=== TASK INPUT ===
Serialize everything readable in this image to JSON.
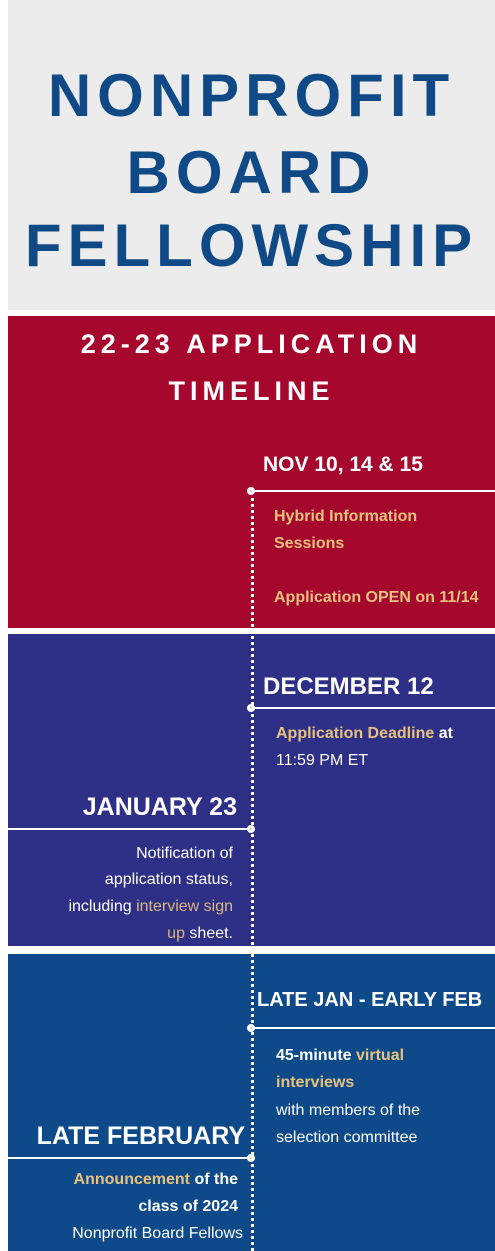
{
  "title": {
    "line1": "NONPROFIT",
    "line2": "BOARD",
    "line3": "FELLOWSHIP"
  },
  "subtitle": {
    "line1": "22-23 APPLICATION",
    "line2": "TIMELINE"
  },
  "events": {
    "nov": {
      "date": "NOV 10, 14 & 15",
      "line1": "Hybrid Information",
      "line2": "Sessions",
      "line3": "Application OPEN on 11/14"
    },
    "dec": {
      "date": "DECEMBER 12",
      "highlight": "Application Deadline",
      "tail": " at",
      "line2": "11:59 PM ET"
    },
    "jan23": {
      "date": "JANUARY 23",
      "line1": "Notification of",
      "line2": "application status,",
      "line3_pre": "including ",
      "line3_link": "interview sign",
      "line4_link": "up",
      "line4_post": " sheet."
    },
    "latejan": {
      "date": "LATE JAN - EARLY FEB",
      "line1_pre": "45-minute ",
      "line1_link": "virtual",
      "line2_link": "interviews",
      "line3": "with members of the",
      "line4": "selection committee"
    },
    "latefeb": {
      "date": "LATE FEBRUARY",
      "line1_link": "Announcement",
      "line1_post": " of the",
      "line2": "class of 2024",
      "line3": "Nonprofit Board Fellows"
    }
  },
  "colors": {
    "title_blue": "#0f4a87",
    "red_band": "#a5072d",
    "indigo_band": "#2e2f86",
    "blue_band": "#0e4a89",
    "gold_accent": "#e7c27d"
  }
}
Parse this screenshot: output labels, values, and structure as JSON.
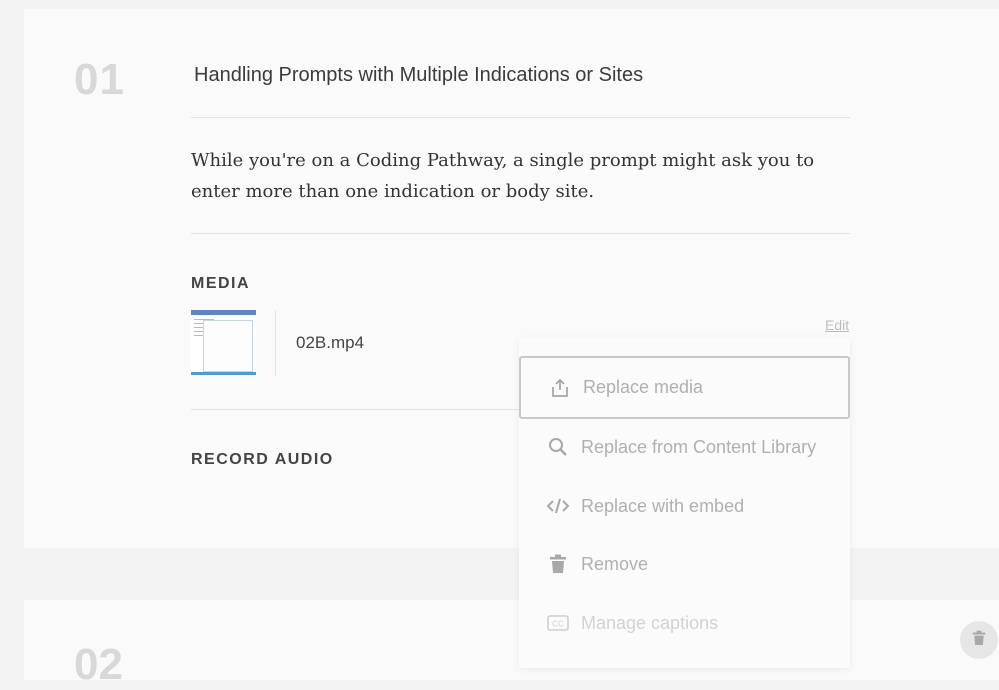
{
  "step": {
    "number": "01",
    "next_number": "02"
  },
  "lesson": {
    "title": "Handling Prompts with Multiple Indications or Sites",
    "body": "While you're on a Coding Pathway, a single prompt might ask you to enter more than one indication or body site."
  },
  "media": {
    "label": "MEDIA",
    "file_name": "02B.mp4",
    "edit_label": "Edit"
  },
  "record_audio": {
    "label": "RECORD AUDIO"
  },
  "media_menu": {
    "items": [
      {
        "label": "Replace media",
        "icon": "share-upload-icon"
      },
      {
        "label": "Replace from Content Library",
        "icon": "search-icon"
      },
      {
        "label": "Replace with embed",
        "icon": "code-icon"
      },
      {
        "label": "Remove",
        "icon": "trash-icon"
      },
      {
        "label": "Manage captions",
        "icon": "closed-captions-icon"
      }
    ]
  },
  "colors": {
    "menu_text": "#b0b0b0",
    "icon": "#a8a8a8",
    "background": "#f3f3f3",
    "card": "#fafafa"
  }
}
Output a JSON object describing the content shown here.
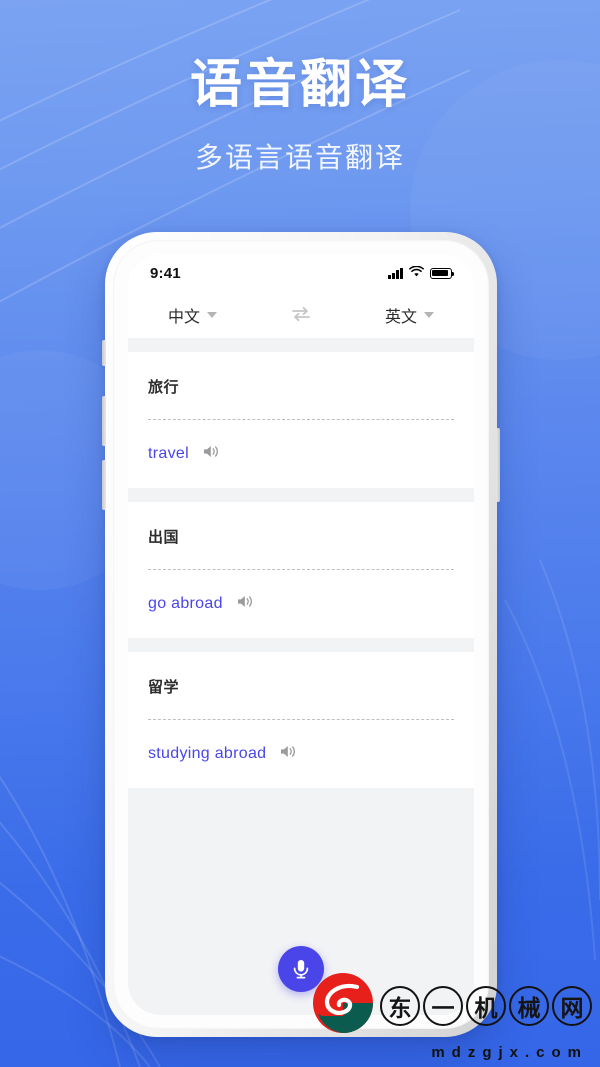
{
  "hero": {
    "title": "语音翻译",
    "subtitle": "多语言语音翻译"
  },
  "colors": {
    "bg_top": "#7ba3f2",
    "bg_bottom": "#3566e8",
    "accent": "#4a45e8",
    "screen_bg": "#f2f3f5",
    "card_bg": "#ffffff"
  },
  "phone": {
    "statusbar": {
      "time": "9:41",
      "signal_icon": "signal-bars-icon",
      "wifi_icon": "wifi-icon",
      "battery_icon": "battery-icon"
    },
    "langbar": {
      "source_language": "中文",
      "target_language": "英文",
      "swap_icon": "swap-arrows-icon",
      "caret_icon": "chevron-down-icon"
    },
    "cards": [
      {
        "source": "旅行",
        "target": "travel",
        "speaker_icon": "speaker-icon"
      },
      {
        "source": "出国",
        "target": "go abroad",
        "speaker_icon": "speaker-icon"
      },
      {
        "source": "留学",
        "target": "studying abroad",
        "speaker_icon": "speaker-icon"
      }
    ],
    "mic_button": {
      "icon": "microphone-icon",
      "label": ""
    }
  },
  "watermark": {
    "logo_icon": "dongyi-logo-icon",
    "characters": [
      "东",
      "一",
      "机",
      "械",
      "网"
    ],
    "url": "mdzgjx.com"
  }
}
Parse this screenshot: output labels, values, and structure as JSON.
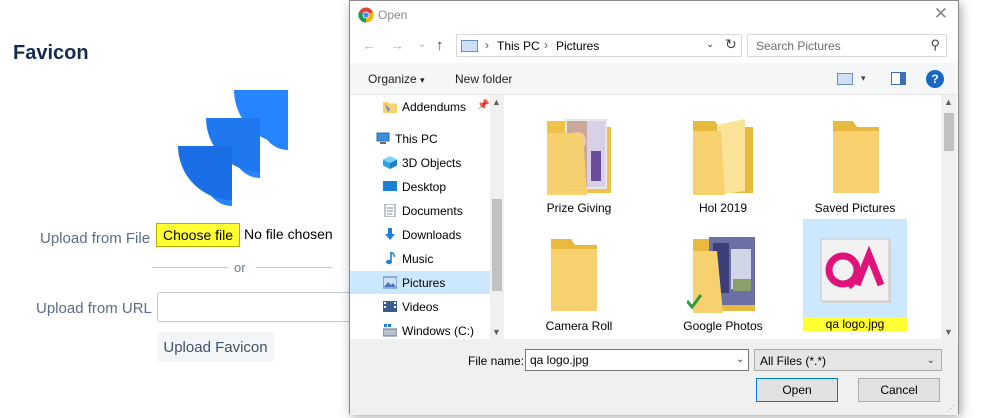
{
  "page": {
    "title": "Favicon",
    "upload_file_label": "Upload from File",
    "choose_file_label": "Choose file",
    "no_file_text": "No file chosen",
    "or_text": "or",
    "upload_url_label": "Upload from URL",
    "url_value": "",
    "upload_button_label": "Upload Favicon",
    "logo_icon": "jira-software-logo",
    "colors": {
      "accent": "#2684ff",
      "highlight": "#ffff33",
      "text": "#172b4d"
    }
  },
  "dialog": {
    "title": "Open",
    "title_icon": "chrome-icon",
    "breadcrumb": [
      "This PC",
      "Pictures"
    ],
    "search_placeholder": "Search Pictures",
    "toolbar": {
      "organize": "Organize",
      "new_folder": "New folder"
    },
    "nav": [
      {
        "label": "Addendums",
        "icon": "folder-pinned-icon"
      },
      {
        "label": "This PC",
        "icon": "computer-icon"
      },
      {
        "label": "3D Objects",
        "icon": "3d-objects-icon"
      },
      {
        "label": "Desktop",
        "icon": "desktop-icon"
      },
      {
        "label": "Documents",
        "icon": "documents-icon"
      },
      {
        "label": "Downloads",
        "icon": "downloads-icon"
      },
      {
        "label": "Music",
        "icon": "music-icon"
      },
      {
        "label": "Pictures",
        "icon": "pictures-icon",
        "selected": true
      },
      {
        "label": "Videos",
        "icon": "videos-icon"
      },
      {
        "label": "Windows (C:)",
        "icon": "drive-icon"
      }
    ],
    "files": [
      {
        "label": "Prize Giving",
        "type": "folder"
      },
      {
        "label": "Hol 2019",
        "type": "folder"
      },
      {
        "label": "Saved Pictures",
        "type": "folder"
      },
      {
        "label": "Camera Roll",
        "type": "folder"
      },
      {
        "label": "Google Photos",
        "type": "folder"
      },
      {
        "label": "qa logo.jpg",
        "type": "image",
        "selected": true
      }
    ],
    "file_name_label": "File name:",
    "file_name_value": "qa logo.jpg",
    "file_type_value": "All Files (*.*)",
    "open_label": "Open",
    "cancel_label": "Cancel"
  }
}
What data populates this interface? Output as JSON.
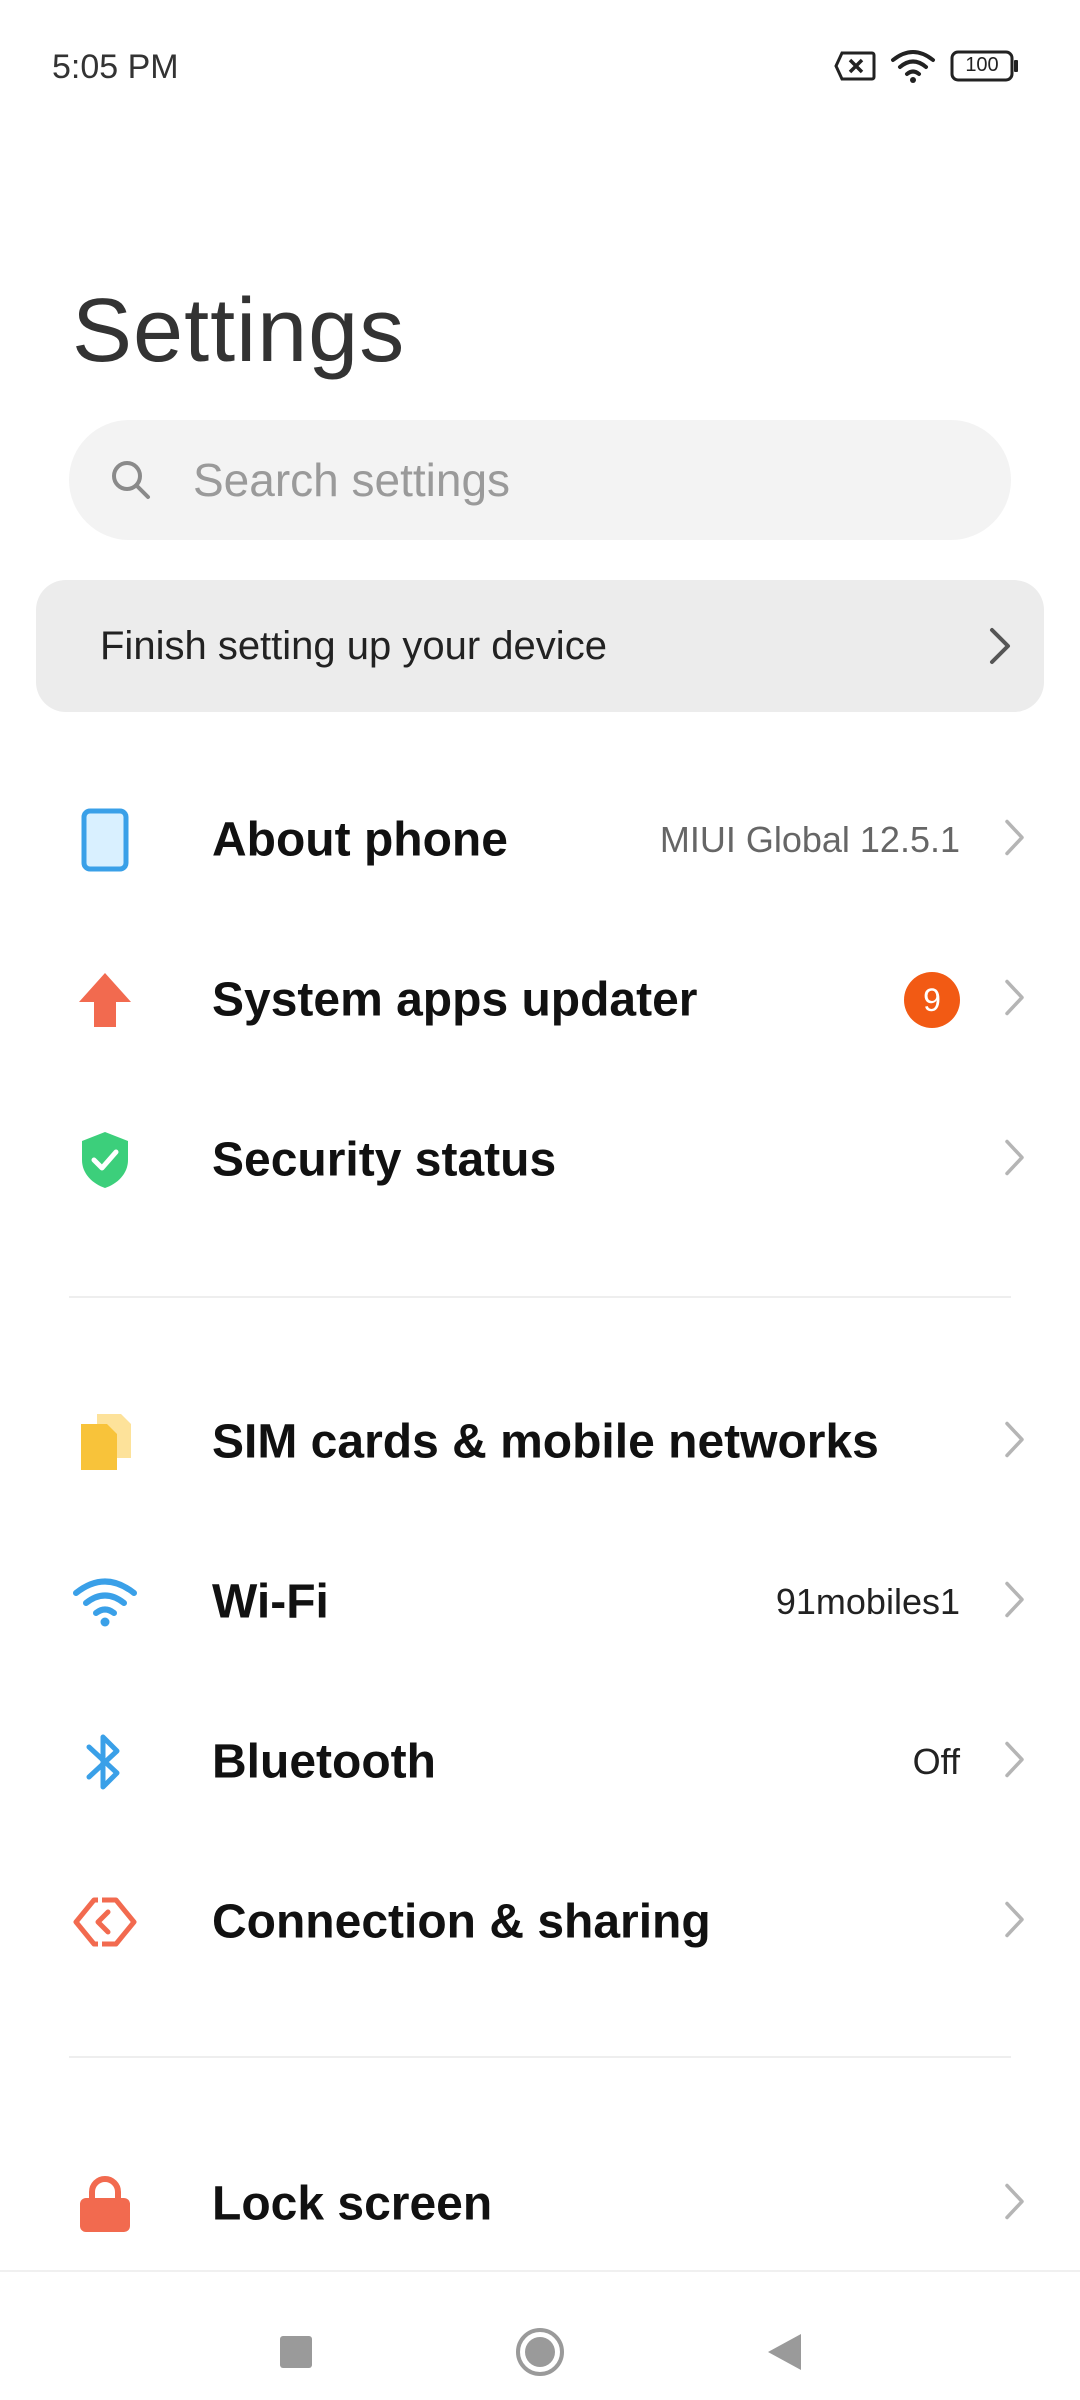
{
  "status_bar": {
    "time": "5:05 PM",
    "battery": "100"
  },
  "header": {
    "title": "Settings"
  },
  "search": {
    "placeholder": "Search settings"
  },
  "setup_prompt": {
    "label": "Finish setting up your device"
  },
  "groups": [
    {
      "items": [
        {
          "label": "About phone",
          "value": "MIUI Global 12.5.1",
          "icon": "phone-icon",
          "color": "#3aa0e8"
        },
        {
          "label": "System apps updater",
          "badge": "9",
          "icon": "arrow-up-icon",
          "color": "#f26a4f"
        },
        {
          "label": "Security status",
          "icon": "shield-check-icon",
          "color": "#3ccf7b"
        }
      ]
    },
    {
      "items": [
        {
          "label": "SIM cards & mobile networks",
          "icon": "sim-card-icon",
          "color": "#f8c33a"
        },
        {
          "label": "Wi-Fi",
          "value": "91mobiles1",
          "icon": "wifi-icon",
          "color": "#3aa0e8"
        },
        {
          "label": "Bluetooth",
          "value": "Off",
          "icon": "bluetooth-icon",
          "color": "#3aa0e8"
        },
        {
          "label": "Connection & sharing",
          "icon": "connection-sharing-icon",
          "color": "#f26a4f"
        }
      ]
    },
    {
      "items": [
        {
          "label": "Lock screen",
          "icon": "lock-icon",
          "color": "#f26a4f"
        }
      ]
    }
  ],
  "colors": {
    "badge": "#f25a14",
    "chevron": "#b5b5b5"
  }
}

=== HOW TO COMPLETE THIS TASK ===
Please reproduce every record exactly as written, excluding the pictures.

=== SOLUTION TO THIS EXERCISE ===
Serialize everything readable in this image to JSON.
{
  "title": {
    "line1": "NONPROFIT",
    "line2": "BOARD",
    "line3": "FELLOWSHIP"
  },
  "subtitle": {
    "line1": "22-23 APPLICATION",
    "line2": "TIMELINE"
  },
  "events": {
    "nov": {
      "date": "NOV 10, 14 & 15",
      "line1": "Hybrid Information",
      "line2": "Sessions",
      "line3": "Application OPEN on 11/14"
    },
    "dec": {
      "date": "DECEMBER 12",
      "highlight": "Application Deadline",
      "tail": " at",
      "line2": "11:59 PM ET"
    },
    "jan23": {
      "date": "JANUARY 23",
      "line1": "Notification of",
      "line2": "application status,",
      "line3_pre": "including ",
      "line3_link": "interview sign",
      "line4_link": "up",
      "line4_post": " sheet."
    },
    "latejan": {
      "date": "LATE JAN - EARLY FEB",
      "line1_pre": "45-minute ",
      "line1_link": "virtual",
      "line2_link": "interviews",
      "line3": "with members of the",
      "line4": "selection committee"
    },
    "latefeb": {
      "date": "LATE FEBRUARY",
      "line1_link": "Announcement",
      "line1_post": " of the",
      "line2": "class of 2024",
      "line3": "Nonprofit Board Fellows"
    }
  },
  "colors": {
    "title_blue": "#0f4a87",
    "red_band": "#a5072d",
    "indigo_band": "#2e2f86",
    "blue_band": "#0e4a89",
    "gold_accent": "#e7c27d"
  }
}
Parse this screenshot: output labels, values, and structure as JSON.
{
  "step": {
    "number": "01",
    "next_number": "02"
  },
  "lesson": {
    "title": "Handling Prompts with Multiple Indications or Sites",
    "body": "While you're on a Coding Pathway, a single prompt might ask you to enter more than one indication or body site."
  },
  "media": {
    "label": "MEDIA",
    "file_name": "02B.mp4",
    "edit_label": "Edit"
  },
  "record_audio": {
    "label": "RECORD AUDIO"
  },
  "media_menu": {
    "items": [
      {
        "label": "Replace media",
        "icon": "share-upload-icon"
      },
      {
        "label": "Replace from Content Library",
        "icon": "search-icon"
      },
      {
        "label": "Replace with embed",
        "icon": "code-icon"
      },
      {
        "label": "Remove",
        "icon": "trash-icon"
      },
      {
        "label": "Manage captions",
        "icon": "closed-captions-icon"
      }
    ]
  },
  "colors": {
    "menu_text": "#b0b0b0",
    "icon": "#a8a8a8",
    "background": "#f3f3f3",
    "card": "#fafafa"
  }
}
Output a JSON object describing the content shown here.
{
  "hero": {
    "title": "语音翻译",
    "subtitle": "多语言语音翻译"
  },
  "colors": {
    "bg_top": "#7ba3f2",
    "bg_bottom": "#3566e8",
    "accent": "#4a45e8",
    "screen_bg": "#f2f3f5",
    "card_bg": "#ffffff"
  },
  "phone": {
    "statusbar": {
      "time": "9:41",
      "signal_icon": "signal-bars-icon",
      "wifi_icon": "wifi-icon",
      "battery_icon": "battery-icon"
    },
    "langbar": {
      "source_language": "中文",
      "target_language": "英文",
      "swap_icon": "swap-arrows-icon",
      "caret_icon": "chevron-down-icon"
    },
    "cards": [
      {
        "source": "旅行",
        "target": "travel",
        "speaker_icon": "speaker-icon"
      },
      {
        "source": "出国",
        "target": "go abroad",
        "speaker_icon": "speaker-icon"
      },
      {
        "source": "留学",
        "target": "studying abroad",
        "speaker_icon": "speaker-icon"
      }
    ],
    "mic_button": {
      "icon": "microphone-icon",
      "label": ""
    }
  },
  "watermark": {
    "logo_icon": "dongyi-logo-icon",
    "characters": [
      "东",
      "一",
      "机",
      "械",
      "网"
    ],
    "url": "mdzgjx.com"
  }
}
Parse this screenshot: output labels, values, and structure as JSON.
{
  "page": {
    "title": "Favicon",
    "upload_file_label": "Upload from File",
    "choose_file_label": "Choose file",
    "no_file_text": "No file chosen",
    "or_text": "or",
    "upload_url_label": "Upload from URL",
    "url_value": "",
    "upload_button_label": "Upload Favicon",
    "logo_icon": "jira-software-logo",
    "colors": {
      "accent": "#2684ff",
      "highlight": "#ffff33",
      "text": "#172b4d"
    }
  },
  "dialog": {
    "title": "Open",
    "title_icon": "chrome-icon",
    "breadcrumb": [
      "This PC",
      "Pictures"
    ],
    "search_placeholder": "Search Pictures",
    "toolbar": {
      "organize": "Organize",
      "new_folder": "New folder"
    },
    "nav": [
      {
        "label": "Addendums",
        "icon": "folder-pinned-icon"
      },
      {
        "label": "This PC",
        "icon": "computer-icon"
      },
      {
        "label": "3D Objects",
        "icon": "3d-objects-icon"
      },
      {
        "label": "Desktop",
        "icon": "desktop-icon"
      },
      {
        "label": "Documents",
        "icon": "documents-icon"
      },
      {
        "label": "Downloads",
        "icon": "downloads-icon"
      },
      {
        "label": "Music",
        "icon": "music-icon"
      },
      {
        "label": "Pictures",
        "icon": "pictures-icon",
        "selected": true
      },
      {
        "label": "Videos",
        "icon": "videos-icon"
      },
      {
        "label": "Windows (C:)",
        "icon": "drive-icon"
      }
    ],
    "files": [
      {
        "label": "Prize Giving",
        "type": "folder"
      },
      {
        "label": "Hol 2019",
        "type": "folder"
      },
      {
        "label": "Saved Pictures",
        "type": "folder"
      },
      {
        "label": "Camera Roll",
        "type": "folder"
      },
      {
        "label": "Google Photos",
        "type": "folder"
      },
      {
        "label": "qa logo.jpg",
        "type": "image",
        "selected": true
      }
    ],
    "file_name_label": "File name:",
    "file_name_value": "qa logo.jpg",
    "file_type_value": "All Files (*.*)",
    "open_label": "Open",
    "cancel_label": "Cancel"
  }
}
What data populates this interface? Output as JSON.
{
  "status_bar": {
    "time": "5:05 PM",
    "battery": "100"
  },
  "header": {
    "title": "Settings"
  },
  "search": {
    "placeholder": "Search settings"
  },
  "setup_prompt": {
    "label": "Finish setting up your device"
  },
  "groups": [
    {
      "items": [
        {
          "label": "About phone",
          "value": "MIUI Global 12.5.1",
          "icon": "phone-icon",
          "color": "#3aa0e8"
        },
        {
          "label": "System apps updater",
          "badge": "9",
          "icon": "arrow-up-icon",
          "color": "#f26a4f"
        },
        {
          "label": "Security status",
          "icon": "shield-check-icon",
          "color": "#3ccf7b"
        }
      ]
    },
    {
      "items": [
        {
          "label": "SIM cards & mobile networks",
          "icon": "sim-card-icon",
          "color": "#f8c33a"
        },
        {
          "label": "Wi-Fi",
          "value": "91mobiles1",
          "icon": "wifi-icon",
          "color": "#3aa0e8"
        },
        {
          "label": "Bluetooth",
          "value": "Off",
          "icon": "bluetooth-icon",
          "color": "#3aa0e8"
        },
        {
          "label": "Connection & sharing",
          "icon": "connection-sharing-icon",
          "color": "#f26a4f"
        }
      ]
    },
    {
      "items": [
        {
          "label": "Lock screen",
          "icon": "lock-icon",
          "color": "#f26a4f"
        }
      ]
    }
  ],
  "colors": {
    "badge": "#f25a14",
    "chevron": "#b5b5b5"
  }
}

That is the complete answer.